Weymouth police chase suspect held without bail, 4-year-old girl being treated at Boston hospital

WEYMOUTH, Mass. — A judge ordered a Randolph man remain behind bars until a dangerousness hearing Tuesday following a wild police chase in Weymouth that ended in a head-on collision.

24-year-old Dylan Costello was arraigned on more than a dozen charges in Quincy District Court Friday.

Weymouth Police Detective Sergeant Rob Regan told Boston 25 News Officer Edward Yakubian tried to stop Costello just before 11:30 a.m Thursday in the area of 1200 Pleasant Street. Yakubian reported Costello was driving on the wrong side of the road, running red lights and passing cars all while failing to stop for him.

Yakubian pursued Costello into Jackson Square, but then lost sight of him.

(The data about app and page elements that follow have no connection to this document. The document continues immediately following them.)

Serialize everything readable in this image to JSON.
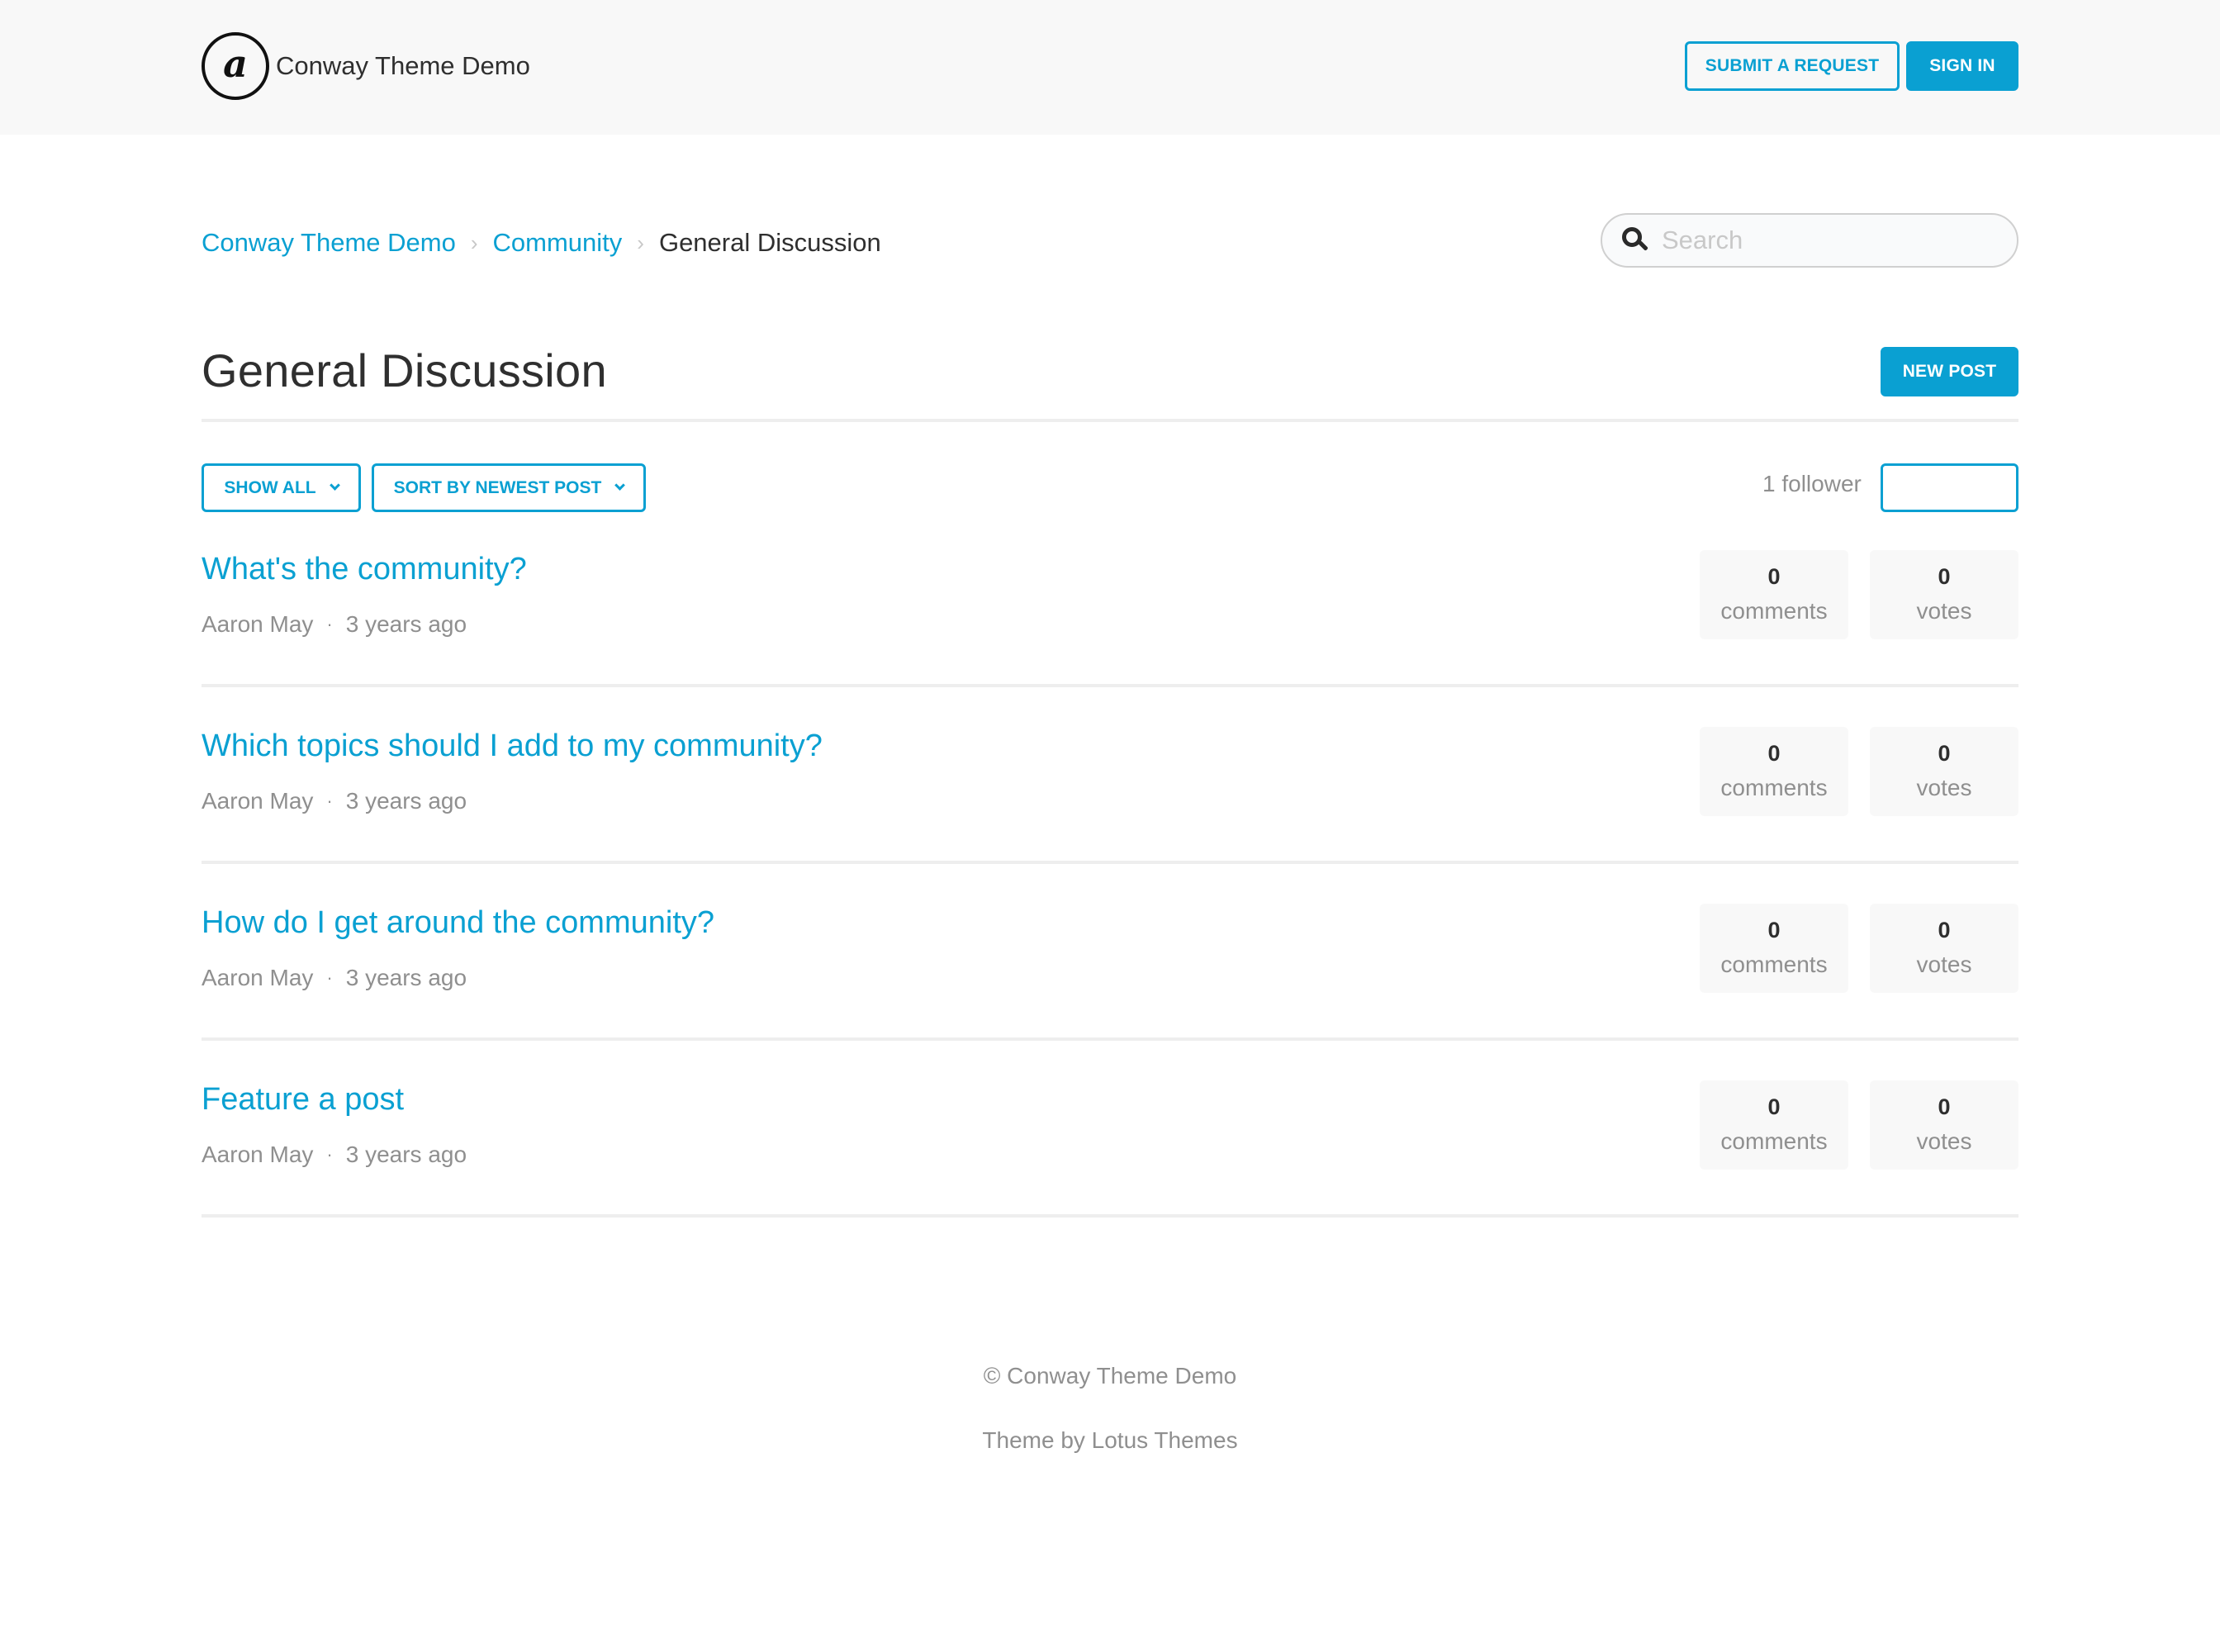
{
  "header": {
    "logo_glyph": "a",
    "brand_name": "Conway Theme Demo",
    "submit_request_label": "SUBMIT A REQUEST",
    "sign_in_label": "SIGN IN"
  },
  "breadcrumb": {
    "items": [
      {
        "label": "Conway Theme Demo",
        "link": true
      },
      {
        "label": "Community",
        "link": true
      },
      {
        "label": "General Discussion",
        "link": false
      }
    ],
    "separator": "›"
  },
  "search": {
    "placeholder": "Search",
    "value": "",
    "icon": "search-icon"
  },
  "topic": {
    "title": "General Discussion",
    "new_post_label": "NEW POST",
    "filter_label": "SHOW ALL",
    "sort_label": "SORT BY NEWEST POST",
    "followers_text": "1 follower",
    "follow_button_label": ""
  },
  "posts": [
    {
      "title": "What's the community?",
      "author": "Aaron May",
      "separator": "·",
      "time": "3 years ago",
      "comments": "0",
      "comments_label": "comments",
      "votes": "0",
      "votes_label": "votes"
    },
    {
      "title": "Which topics should I add to my community?",
      "author": "Aaron May",
      "separator": "·",
      "time": "3 years ago",
      "comments": "0",
      "comments_label": "comments",
      "votes": "0",
      "votes_label": "votes"
    },
    {
      "title": "How do I get around the community?",
      "author": "Aaron May",
      "separator": "·",
      "time": "3 years ago",
      "comments": "0",
      "comments_label": "comments",
      "votes": "0",
      "votes_label": "votes"
    },
    {
      "title": "Feature a post",
      "author": "Aaron May",
      "separator": "·",
      "time": "3 years ago",
      "comments": "0",
      "comments_label": "comments",
      "votes": "0",
      "votes_label": "votes"
    }
  ],
  "footer": {
    "copyright": "© Conway Theme Demo",
    "credit": "Theme by Lotus Themes"
  },
  "colors": {
    "accent": "#0aa0d2",
    "header_bg": "#f8f8f8",
    "text_primary": "#2f2f2f",
    "text_muted": "#8f8f8f",
    "divider": "#eeeeee"
  }
}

He eventually located him on Bridge Street where he said Costello again refused to stop and fled at a high rate of speed.

Ryan Bond was dropping his brother off at school when he said he saw police in hot pursuit.

“This little black car came balling down the street and was doing like 100 miles an hour,” Bond told Boston 25 News. “I was like, what is this guy doing? Running from the cops? All of a sudden I see the blue lights. I see Weymouth Police chasing after him."

Yakubian said Costello reached speeds in excess of 100 miles an hour in the 35 mile an hour zone.

Regan said Costello lost control of the car as he approached the Fore River Bridge and crashed into three other cars, hitting one of them in the opposite travel lane head on. No one in the cars was hurt.

A 4-year-old girl, 17-year-old girl and Costello’s father were also in the car Costello was driving, according to Regan. All four were taken by ambulances to South Shore Hospital.

In court Friday, the prosecutor said the 4-year-old girl was transferred to Boston Children’s Hospital for further treatment.

The girl’s relationship to Costello is unclear.

(NOTE: In court Friday, the prosecutor identified the 4-year-old girl as Costello’s daughter. Boston 25 News followed up with the Norfolk County District Attorney’s office and learned Costello’s relationship to the girl is unclear at this time.)

“The Department of Children and Families has received a report and is investigating in collaboration with law enforcement,” an agency spokesperson told Boston 25 News.

Yakubian reported seeing a man behind the wheel of the car during the pursuit, but Costello told police he wasn’t the one driving. He said the 17-year-old passenger in his car was the driver. Police said they overheard Costello yelling at the teenage girl to take the blame and as a result they charged him with intimidation of a witness.

Police also charged the teen with misleading a police officer for trying to tell them she was the driver.

The teen was released from the hospital to a custody of a relative Thursday. She’ll be arraigned in Quincy Juvenile Court at a later date.

Prosecutors said the car Costello was recently purchased by an acquaintance of his who told police Costello took the car without her consent. Stolen license plates were attached to the car, according to prosecutors.

Regan said Weymouth Police were looking for Costello a couple of weeks ago to arrest him on outstanding warrants for similar reckless driving charges. They were unable to locate him, but Boston Police later arrested him in Charlestown.

Prosecutors said Costello was on probation at the time of the crash for a case out of Fall River District Court.

In addition to the witness intimidation charge, Costello is also charged with negligent operation of a motor vehicle, failure to stop for a police officer, a marked lanes violation, two separate speeding charges, leaving the scene of an accident with property damage, concealing a license plate, operating a motor vehicle with a suspended licenses – subsequent offense, operating an unregistered vehicle, operating an uninsured vehicle, using a motor vehicle without authority and two counts of reckless endangerment of a child.

When asked if she had a comment on her son’s arrest, Costello’s mother, Jonna Costello, told Boston 25 News, “o [expletive] no.”